Exploring the Crescent City from the ground up, Richard Campanella takes us on a winding journey toward explaining the city's distinct urbanism and eccentricities. In Cityscapes of New Orleans, Campanella--a historical geographer and professor at Tulane University--reveals the why behind the where, delving into the historical and cultural forces that have shaped the spaces of New Orleans for over three centuries.For Campanella, every bewildering street grid and linguistic quirk has a story to tell about the landscape of Louisiana and the geography of its bestknown city. Cityscapes of New Orleans starts with an examination of neighborhoods, from the origins of faubourgs and wards to the impact of the slave trade on patterns of residence. Campanella explains how fragments of New Orleans streets continue to elude Google Maps and why humble Creole cottages sit alongside massive Greek Revival mansions. He considers the roles of modern urban planning, environmentalism, and preservation, all of which continue to influence the layout of the city and its suburbs. In the book's final section, Campanella explores the impact of natural disasters as well-known as Hurricane Katrina and as unfamiliar as "Sauv 's Crevasse," an 1849 levee break that flooded over two hundred city blocks. Cityscapes of New Orleans offers a wealth of perspectives for uninitiated visitors and transplanted citizens still confounded by terms like "neutral ground," as well as native-born New Orleanians trying to understand the Canal Street Sinkhole. Campanella shows us a vibrant metropolis with stories around every corner.

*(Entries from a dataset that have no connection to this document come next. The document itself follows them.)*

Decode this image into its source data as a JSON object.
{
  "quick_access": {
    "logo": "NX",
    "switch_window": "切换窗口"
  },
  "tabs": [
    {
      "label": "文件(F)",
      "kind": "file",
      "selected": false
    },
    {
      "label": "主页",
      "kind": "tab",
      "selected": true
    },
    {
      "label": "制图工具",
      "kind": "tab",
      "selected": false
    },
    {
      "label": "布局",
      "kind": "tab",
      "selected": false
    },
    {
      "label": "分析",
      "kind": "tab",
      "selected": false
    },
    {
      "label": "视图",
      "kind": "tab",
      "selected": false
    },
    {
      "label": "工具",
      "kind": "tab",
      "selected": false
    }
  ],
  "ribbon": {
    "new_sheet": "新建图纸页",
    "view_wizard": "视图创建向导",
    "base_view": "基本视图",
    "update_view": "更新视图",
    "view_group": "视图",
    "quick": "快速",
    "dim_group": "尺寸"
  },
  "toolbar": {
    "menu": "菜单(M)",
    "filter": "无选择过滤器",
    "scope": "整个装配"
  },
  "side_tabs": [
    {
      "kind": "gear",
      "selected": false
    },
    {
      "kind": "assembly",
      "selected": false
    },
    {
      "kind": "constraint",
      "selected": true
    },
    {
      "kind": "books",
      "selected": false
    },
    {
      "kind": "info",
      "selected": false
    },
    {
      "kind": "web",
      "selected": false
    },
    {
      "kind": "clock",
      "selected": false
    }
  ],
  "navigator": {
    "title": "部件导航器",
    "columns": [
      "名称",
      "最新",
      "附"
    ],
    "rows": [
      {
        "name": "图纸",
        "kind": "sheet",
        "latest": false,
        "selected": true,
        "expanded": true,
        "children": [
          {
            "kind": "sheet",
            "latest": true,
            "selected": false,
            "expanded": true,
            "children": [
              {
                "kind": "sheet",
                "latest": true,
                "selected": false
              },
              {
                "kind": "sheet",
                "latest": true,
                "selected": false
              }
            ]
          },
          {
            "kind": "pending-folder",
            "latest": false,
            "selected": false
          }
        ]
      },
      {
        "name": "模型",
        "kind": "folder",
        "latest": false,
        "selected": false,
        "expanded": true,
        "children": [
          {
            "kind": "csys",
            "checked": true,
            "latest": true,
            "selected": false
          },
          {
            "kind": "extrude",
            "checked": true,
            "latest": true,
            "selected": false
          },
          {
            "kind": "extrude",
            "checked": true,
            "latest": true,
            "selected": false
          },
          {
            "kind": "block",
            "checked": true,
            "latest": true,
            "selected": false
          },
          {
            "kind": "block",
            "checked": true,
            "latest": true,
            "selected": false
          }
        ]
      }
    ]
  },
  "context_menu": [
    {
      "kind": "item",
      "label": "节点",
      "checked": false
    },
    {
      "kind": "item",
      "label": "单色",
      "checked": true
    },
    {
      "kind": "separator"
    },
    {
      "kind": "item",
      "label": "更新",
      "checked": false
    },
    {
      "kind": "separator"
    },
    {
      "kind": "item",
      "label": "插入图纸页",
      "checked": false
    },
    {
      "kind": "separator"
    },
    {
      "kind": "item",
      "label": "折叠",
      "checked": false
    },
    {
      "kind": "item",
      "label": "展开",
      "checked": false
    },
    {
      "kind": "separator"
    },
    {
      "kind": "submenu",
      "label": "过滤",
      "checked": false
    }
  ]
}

About the Author
Richard Campanella, a geographer with the Tulane School of Architecture, is the author of eight books about New Orleans, including Bourbon Street: A History, Bienville's Dilemma, and Geographies of New Orleans. A two-time winner of the Louisiana Endowment for the Humanities Book of the Year Award, Campanella has also received the Louisiana Library Association's Literary Award, the Williams Prize for Louisiana History, and the Monroe Fellowship from Tulane's New Orleans Center for the Gulf South.